The fact that the securities may be “registered” under the ’33 Act in the latter case is obviously a very important distinction from the legal perspective, but it is not clear that the economics or underlying investor protections, or issuer dynamics on governance, use of proceeds, etc. are any different. But, the requirements under the Crowdfunding Regulation and those relating to peer-to-peer lender offerings are quite different. If the good, current experience of peer-to-peer lenders can be used as a guide, one might suggest that the significant requirements in Regulation Crowdfunding, at least for these kinds of debt based small business offerings, are too burdensome. Over time, rationalization of this disparity would be useful.
Crowdfund Insider : What are your thoughts on Commissioner Piwowar’s dissenting vote?
Steve Wallman: Regulation Crowdfunding is a step forward for the Commission and has created reasons for optimism among investors and issuers alike. However, I agree with Commission Piwowar that capital raising and investing under the Regulation may be more complex and difficult than needed to obtain the same investor protections. The Regulation is not easy to parse and there are many requirements. Perhaps the portals will be able to serve the purpose that lawyers or other advisors to an issuer would otherwise provide in much larger offerings. But that remains to be seen. On the other hand, I have terrific faith in entrepreneurs solving problems and I believe it likely that various new services that can provide what’s needed on a cost-effective basis will arise over time.

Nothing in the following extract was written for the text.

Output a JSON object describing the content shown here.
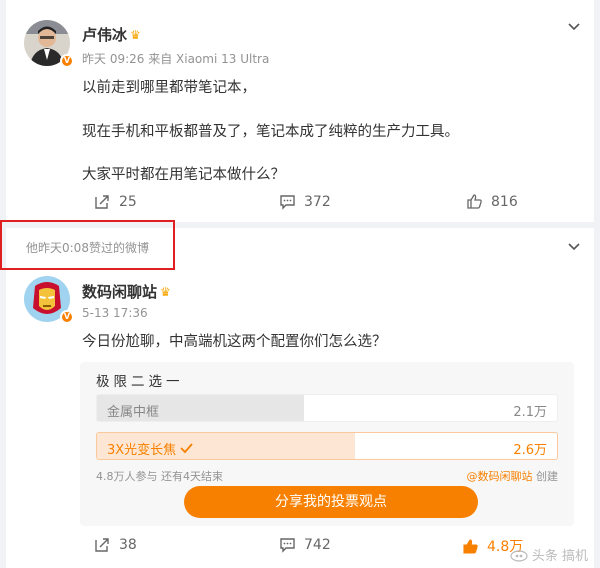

Crowdfund Insider: How will Title III impact your platform? Will you use Reg A+ as well?
Steve Wallman: As a full clearing brokerage platform servicing hundreds of other financial firms, our capital formation platform, VIA Folio, supports the issuance, custody and servicing of publicly traded and privately issued and held securities. And we support all of the available issuer exemptions from registration. We are able to support portals and broker-dealers engaging in the issuance of securities under Regulation Crowdfunding , as well as Reg A Tier 1 and 2 and Regulation D offerings. VIA Folio has a complete set of APIs for these intermediaries to use. In addition, VIA Folio supports such offerings by issuers directly although we have not yet determined if we will support Regulation Crowdfunding issuers directly (as opposed to serving portals or other broker-dealers seeking to provide offerings under Regulation Crowdfunding).

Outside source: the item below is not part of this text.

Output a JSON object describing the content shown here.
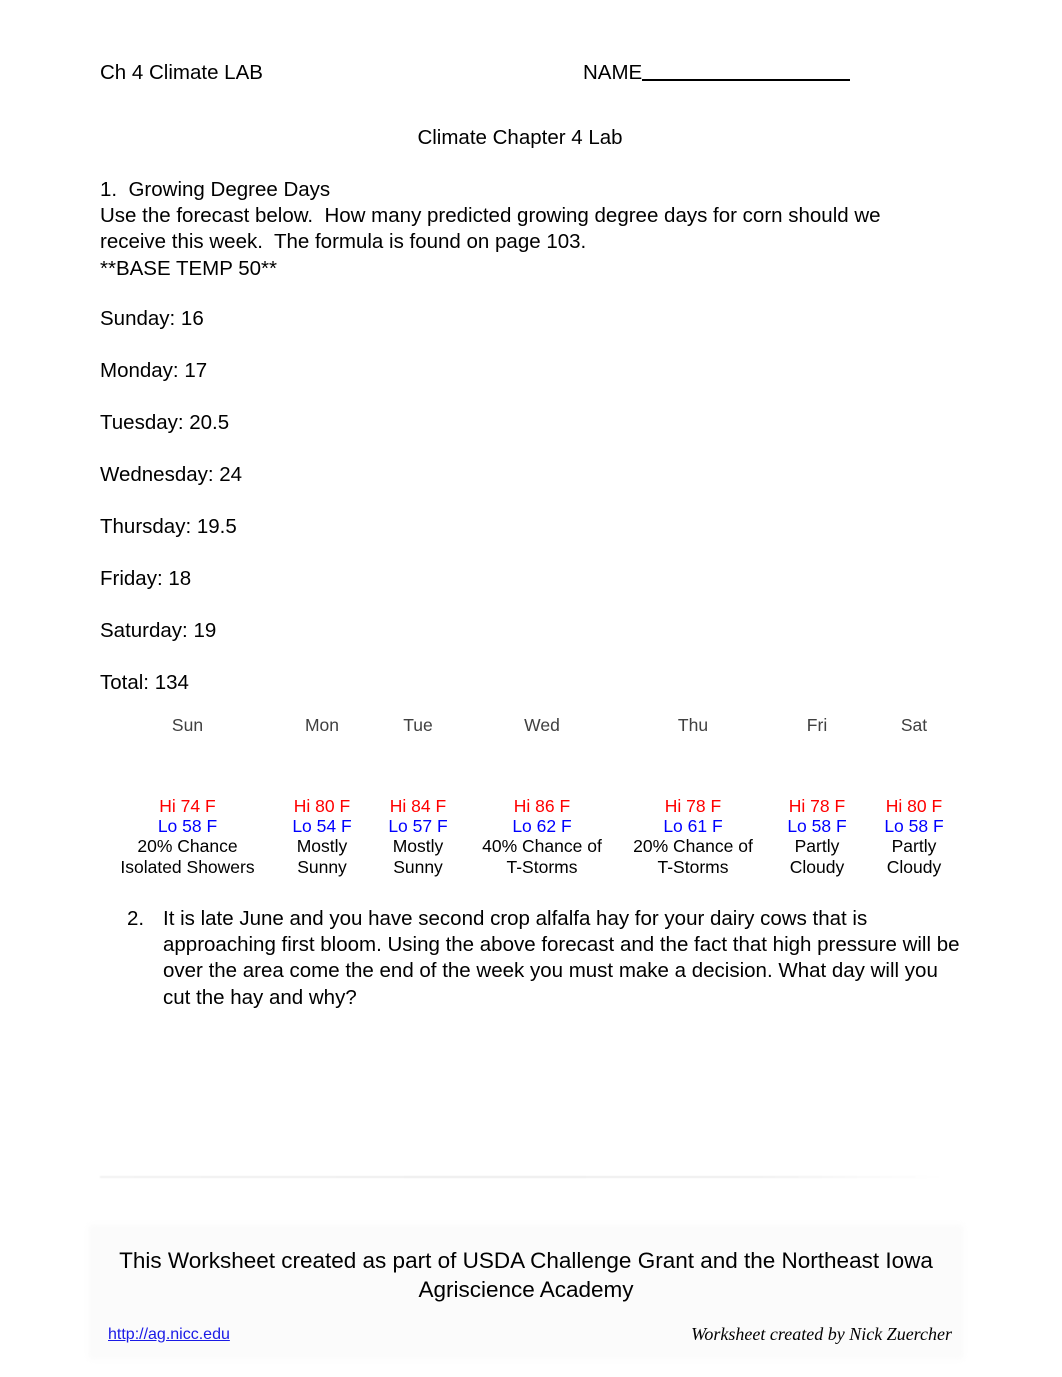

Our innovative approach of enabling such transactions and custody through the online brokerage account structure, with all of the transparency and scalability that it brings, is particularly well suited to the potentially large number of smaller investors in Reg A and Title III issuers’ securities.
Steve Wallman: The ongoing convergence of technology, business processes, new regulation and new interpretations of existing regulation has brought a renaissance to the process of small company capital formation. Yes, it is transformational. The issue though is how long will it take for that transformation to become significant in the overall market for capital formation.

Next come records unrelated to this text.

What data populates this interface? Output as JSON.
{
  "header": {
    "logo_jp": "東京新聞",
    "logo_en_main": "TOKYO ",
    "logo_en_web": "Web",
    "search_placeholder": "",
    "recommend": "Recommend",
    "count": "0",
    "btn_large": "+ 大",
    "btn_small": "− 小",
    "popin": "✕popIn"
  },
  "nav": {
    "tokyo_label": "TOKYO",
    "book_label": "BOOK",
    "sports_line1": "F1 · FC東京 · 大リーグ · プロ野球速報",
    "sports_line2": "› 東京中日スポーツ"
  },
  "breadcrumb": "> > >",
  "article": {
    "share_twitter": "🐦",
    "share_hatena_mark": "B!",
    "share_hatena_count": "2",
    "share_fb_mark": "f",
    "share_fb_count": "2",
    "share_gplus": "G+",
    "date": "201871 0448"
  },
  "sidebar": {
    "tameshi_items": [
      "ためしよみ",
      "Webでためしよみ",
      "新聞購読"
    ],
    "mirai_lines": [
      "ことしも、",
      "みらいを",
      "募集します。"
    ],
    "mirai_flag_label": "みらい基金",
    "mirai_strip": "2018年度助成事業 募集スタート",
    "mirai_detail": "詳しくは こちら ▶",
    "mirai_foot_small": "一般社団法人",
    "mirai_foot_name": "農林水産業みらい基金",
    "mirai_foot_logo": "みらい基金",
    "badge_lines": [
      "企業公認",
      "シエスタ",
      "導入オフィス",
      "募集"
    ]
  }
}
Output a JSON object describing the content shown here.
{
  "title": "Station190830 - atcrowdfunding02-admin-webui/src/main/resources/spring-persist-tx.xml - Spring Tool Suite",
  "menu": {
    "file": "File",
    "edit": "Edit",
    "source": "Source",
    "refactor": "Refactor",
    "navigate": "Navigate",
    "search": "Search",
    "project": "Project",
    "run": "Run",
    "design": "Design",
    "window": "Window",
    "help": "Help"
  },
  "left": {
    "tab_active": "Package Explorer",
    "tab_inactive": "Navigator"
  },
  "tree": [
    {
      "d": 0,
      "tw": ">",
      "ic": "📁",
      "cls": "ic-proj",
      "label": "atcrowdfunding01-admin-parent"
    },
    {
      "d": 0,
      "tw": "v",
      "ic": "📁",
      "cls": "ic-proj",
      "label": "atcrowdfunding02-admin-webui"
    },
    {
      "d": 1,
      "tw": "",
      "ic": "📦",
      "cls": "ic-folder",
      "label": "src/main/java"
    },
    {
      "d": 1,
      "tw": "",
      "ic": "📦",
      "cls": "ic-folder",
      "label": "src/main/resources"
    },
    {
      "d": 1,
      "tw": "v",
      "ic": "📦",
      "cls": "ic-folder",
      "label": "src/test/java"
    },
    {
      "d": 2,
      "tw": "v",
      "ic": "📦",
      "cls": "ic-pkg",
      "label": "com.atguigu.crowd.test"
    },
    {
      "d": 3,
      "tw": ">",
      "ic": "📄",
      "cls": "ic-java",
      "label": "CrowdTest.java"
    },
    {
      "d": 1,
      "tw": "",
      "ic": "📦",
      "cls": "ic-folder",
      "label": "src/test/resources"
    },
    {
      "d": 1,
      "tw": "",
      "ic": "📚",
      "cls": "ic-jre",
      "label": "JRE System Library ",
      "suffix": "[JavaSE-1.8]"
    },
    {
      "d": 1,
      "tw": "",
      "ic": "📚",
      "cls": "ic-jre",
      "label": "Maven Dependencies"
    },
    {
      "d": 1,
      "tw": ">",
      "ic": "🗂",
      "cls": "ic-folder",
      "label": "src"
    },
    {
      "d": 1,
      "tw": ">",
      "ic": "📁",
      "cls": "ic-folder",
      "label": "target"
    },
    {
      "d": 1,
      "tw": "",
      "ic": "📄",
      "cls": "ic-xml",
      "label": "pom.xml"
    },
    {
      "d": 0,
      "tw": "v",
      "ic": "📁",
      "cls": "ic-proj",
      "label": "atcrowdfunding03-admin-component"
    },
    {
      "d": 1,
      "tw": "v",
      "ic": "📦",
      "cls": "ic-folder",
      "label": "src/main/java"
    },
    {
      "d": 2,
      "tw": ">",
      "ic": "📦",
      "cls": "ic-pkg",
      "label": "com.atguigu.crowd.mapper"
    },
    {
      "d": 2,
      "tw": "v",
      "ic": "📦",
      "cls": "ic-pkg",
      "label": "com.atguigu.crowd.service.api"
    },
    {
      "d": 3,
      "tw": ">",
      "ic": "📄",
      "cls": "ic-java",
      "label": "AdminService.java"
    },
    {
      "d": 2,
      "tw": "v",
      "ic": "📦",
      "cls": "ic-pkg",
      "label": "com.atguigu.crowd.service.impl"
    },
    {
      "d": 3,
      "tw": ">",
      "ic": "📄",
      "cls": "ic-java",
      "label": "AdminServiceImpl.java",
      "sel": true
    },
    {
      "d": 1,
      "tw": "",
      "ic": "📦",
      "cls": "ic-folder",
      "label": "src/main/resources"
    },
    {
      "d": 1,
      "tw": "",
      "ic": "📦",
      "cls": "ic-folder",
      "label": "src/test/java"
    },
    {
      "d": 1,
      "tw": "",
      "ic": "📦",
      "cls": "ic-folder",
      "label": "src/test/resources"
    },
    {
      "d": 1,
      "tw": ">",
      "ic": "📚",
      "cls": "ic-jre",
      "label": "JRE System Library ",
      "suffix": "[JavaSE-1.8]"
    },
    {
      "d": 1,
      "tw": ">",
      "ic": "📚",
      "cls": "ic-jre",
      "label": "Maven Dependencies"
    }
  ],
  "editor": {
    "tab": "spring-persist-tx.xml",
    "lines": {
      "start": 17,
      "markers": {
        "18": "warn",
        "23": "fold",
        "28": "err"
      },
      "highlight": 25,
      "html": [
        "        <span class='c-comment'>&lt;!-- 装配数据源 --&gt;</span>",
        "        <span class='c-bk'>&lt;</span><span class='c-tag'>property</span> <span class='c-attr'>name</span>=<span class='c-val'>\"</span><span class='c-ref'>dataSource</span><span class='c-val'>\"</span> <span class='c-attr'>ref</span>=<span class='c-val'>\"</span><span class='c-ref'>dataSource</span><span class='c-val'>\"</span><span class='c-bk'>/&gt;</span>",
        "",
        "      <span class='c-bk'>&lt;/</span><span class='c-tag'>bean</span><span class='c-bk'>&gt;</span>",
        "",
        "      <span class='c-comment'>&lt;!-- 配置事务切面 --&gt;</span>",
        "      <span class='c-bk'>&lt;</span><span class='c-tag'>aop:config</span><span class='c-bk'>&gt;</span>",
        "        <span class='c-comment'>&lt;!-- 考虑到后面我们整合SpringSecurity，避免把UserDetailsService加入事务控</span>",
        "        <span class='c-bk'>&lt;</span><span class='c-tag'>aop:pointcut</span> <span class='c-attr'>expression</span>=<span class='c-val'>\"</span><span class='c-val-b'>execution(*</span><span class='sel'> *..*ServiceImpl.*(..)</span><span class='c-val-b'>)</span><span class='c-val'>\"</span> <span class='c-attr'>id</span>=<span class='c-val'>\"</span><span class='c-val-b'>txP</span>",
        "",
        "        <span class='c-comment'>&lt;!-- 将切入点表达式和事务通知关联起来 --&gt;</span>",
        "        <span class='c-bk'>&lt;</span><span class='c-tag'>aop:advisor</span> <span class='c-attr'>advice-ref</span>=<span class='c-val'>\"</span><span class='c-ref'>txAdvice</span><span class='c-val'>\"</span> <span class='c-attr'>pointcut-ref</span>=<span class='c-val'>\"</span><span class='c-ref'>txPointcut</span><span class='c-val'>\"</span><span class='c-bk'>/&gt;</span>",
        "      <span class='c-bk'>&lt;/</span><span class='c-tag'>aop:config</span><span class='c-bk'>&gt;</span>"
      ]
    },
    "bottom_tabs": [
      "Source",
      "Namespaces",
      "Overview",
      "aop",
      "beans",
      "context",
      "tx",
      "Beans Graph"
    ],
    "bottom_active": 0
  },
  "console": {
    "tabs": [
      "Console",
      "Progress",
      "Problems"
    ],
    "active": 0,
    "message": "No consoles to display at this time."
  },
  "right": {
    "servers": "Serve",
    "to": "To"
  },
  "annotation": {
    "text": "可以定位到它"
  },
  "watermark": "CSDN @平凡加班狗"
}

Crowdfund Insider: Where do you see the industry heading in the next 2 to 3 years?
Steve Wallman: We expect to see many firms enabling online equity investments in private companies in the coming years, with a likely consolidation among such firms following thereafter.
Similarly, we expect a flurry of new issuers trying to leverage these new rules, and then a maturation of the processes after everyone gets some more experience. For Folio Investing and our private investing platform, VIA Folio, this is all positive news. Overall, promulgating these rules is a step forward for the Commission that we can all learn from.